Source material –
++++

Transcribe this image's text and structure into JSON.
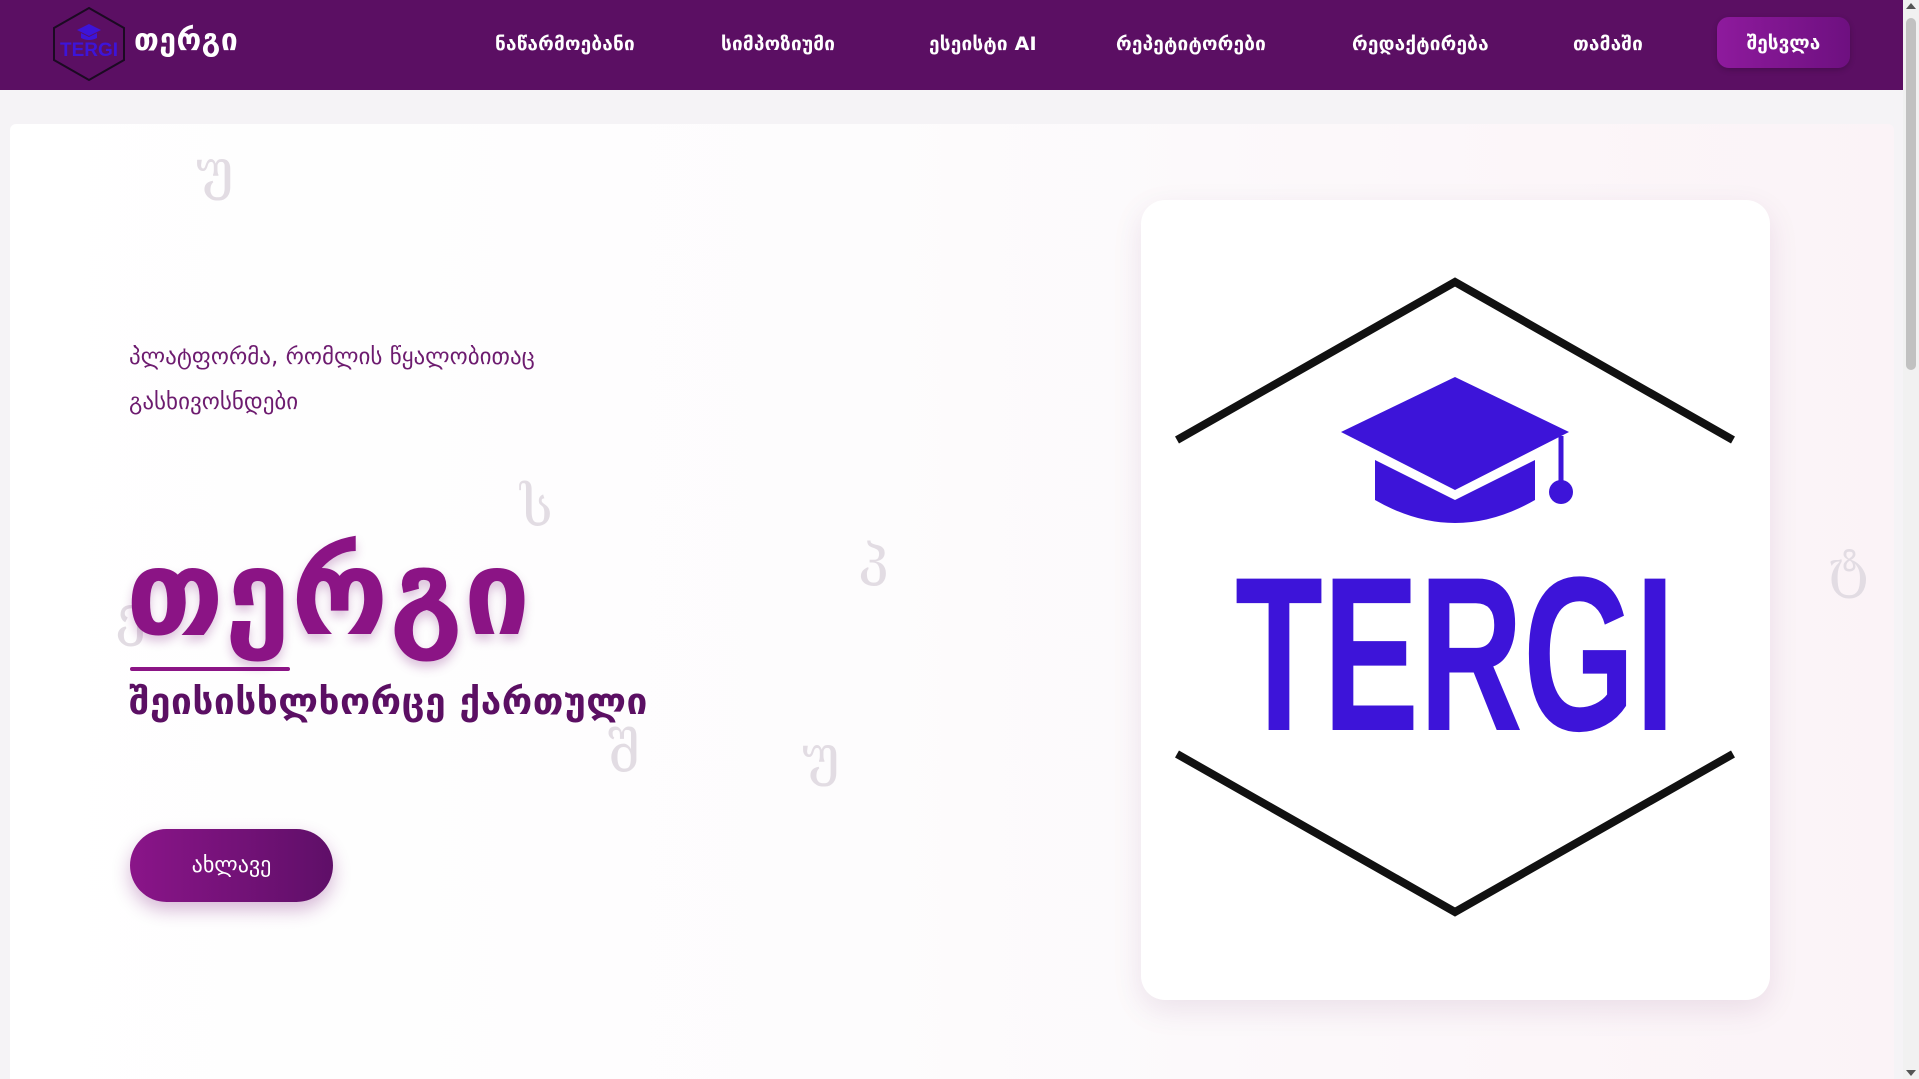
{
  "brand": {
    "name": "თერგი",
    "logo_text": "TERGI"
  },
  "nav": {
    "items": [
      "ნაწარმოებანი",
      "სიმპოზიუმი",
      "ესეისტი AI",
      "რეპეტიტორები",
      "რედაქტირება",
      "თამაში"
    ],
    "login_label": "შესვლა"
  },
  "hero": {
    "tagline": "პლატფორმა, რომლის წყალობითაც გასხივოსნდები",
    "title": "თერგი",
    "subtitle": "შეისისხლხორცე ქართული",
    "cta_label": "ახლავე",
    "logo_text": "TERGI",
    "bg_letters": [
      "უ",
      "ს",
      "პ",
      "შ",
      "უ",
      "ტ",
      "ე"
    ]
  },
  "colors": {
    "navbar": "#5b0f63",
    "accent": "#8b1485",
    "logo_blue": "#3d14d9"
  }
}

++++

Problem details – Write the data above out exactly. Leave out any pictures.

Answer –
Transcribe this image's text and structure into JSON.
{
  "brand": {
    "name": "თერგი",
    "logo_text": "TERGI"
  },
  "nav": {
    "items": [
      "ნაწარმოებანი",
      "სიმპოზიუმი",
      "ესეისტი AI",
      "რეპეტიტორები",
      "რედაქტირება",
      "თამაში"
    ],
    "login_label": "შესვლა"
  },
  "hero": {
    "tagline": "პლატფორმა, რომლის წყალობითაც გასხივოსნდები",
    "title": "თერგი",
    "subtitle": "შეისისხლხორცე ქართული",
    "cta_label": "ახლავე",
    "logo_text": "TERGI",
    "bg_letters": [
      "უ",
      "ს",
      "პ",
      "შ",
      "უ",
      "ტ",
      "ე"
    ]
  },
  "colors": {
    "navbar": "#5b0f63",
    "accent": "#8b1485",
    "logo_blue": "#3d14d9"
  }
}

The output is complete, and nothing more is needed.